Over a month later, there has been no move to lift the sanctions, and a state department spokesperson said this week they had no further comment. The failure to take action has provoked unease among US allies in Europe and elsewhere, who are staunch supporters of the ICC.

According to Axios reporting confirmed by the Guardian, Israel’s prime minister, Benjamin Netanyahu, lobbied Biden on 17 February, in their first phone call since the new president was inaugurated, to keep the sanctions in place. An official familiar with the conversation confirmed the report.

In December, the ICC prosecutor declared there were grounds to open an investigation in the West Bank and Gaza, and a panel of judges earlier this month agreed that the prosecutor had jurisdiction.

Like the US, Israel is not a signatory to the Rome treaty establishing the ICC, but Afghanistan and the Palestinian Authority are.

The Israeli embassy in Washington did not respond to a request for comment.

The Trump administration did not just sanction ICC officials involved in the investigation of alleged war crimes by the US and its allies, it also imposed visa restrictions on the families of those officials. It also claimed it would launch a counter-investigation into the ICC for alleged corruption, though it is unclear whether such an investigation was ever launched.

The justice department did not respond to an inquiry on the status of the investigation.

Legal sources said the continuing threat of sanctions has had the effect of seriously hindering investigations into atrocities by all sides in Afghanistan, the West Bank and Gaza, because lawyers and institutions have been reticent in cooperating with the ICC out of fear of bringing US sanctions on themselves.

Earlier this month, more than 70 human rights organisations, faith-based groups and academic institutions made an appeal for the lifting of sanctions they described as “an unprecedented attack on the court’s mandate to deliver justice and the rule of law globally, an abuse of the US government’s financial powers, and a betrayal of the US legacy in establishing institutions of international justice”.

Diplomats and experts predicted that the Biden administration would eventually lift the sanctions, but was seeking a way to do so without seeming to endorse the ICC investigations in Afghanistan and the Palestinian territories.
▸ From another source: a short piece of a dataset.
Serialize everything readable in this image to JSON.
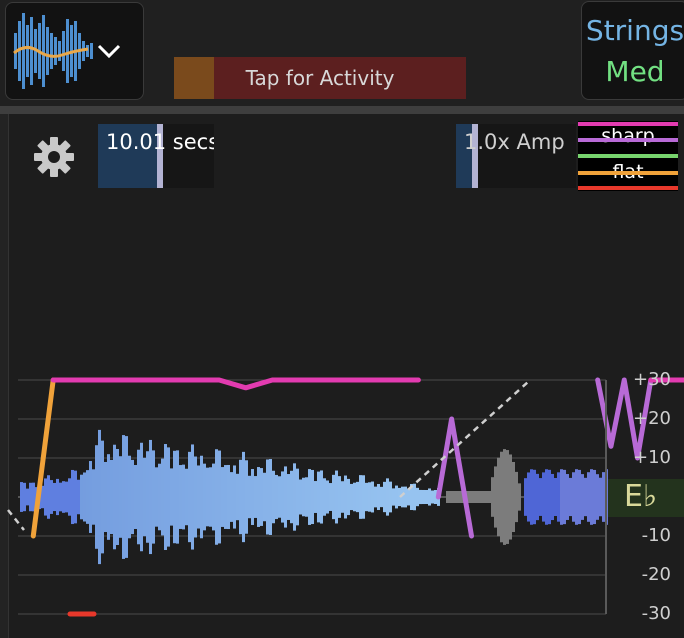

The sanctions, one diplomat said, had been caught up in a broader review of how the US will engage with the court in general.

“The US relationship with the ICC is in a much more complicated place than it was when the Obama administration took over,” said David Bosco, author of a book on the ICC, called Rough Justice.

“The ICC now has an investigation under way in Afghanistan that includes scrutiny of US personnel and of course the judges just made clear that the prosecutor can investigate in Palestine.”

Bosco added: “In this environment, figuring out how the US should approach the court is really tricky, and I think the administration has decided they need to assess all approaches before pulling off the sanctions.”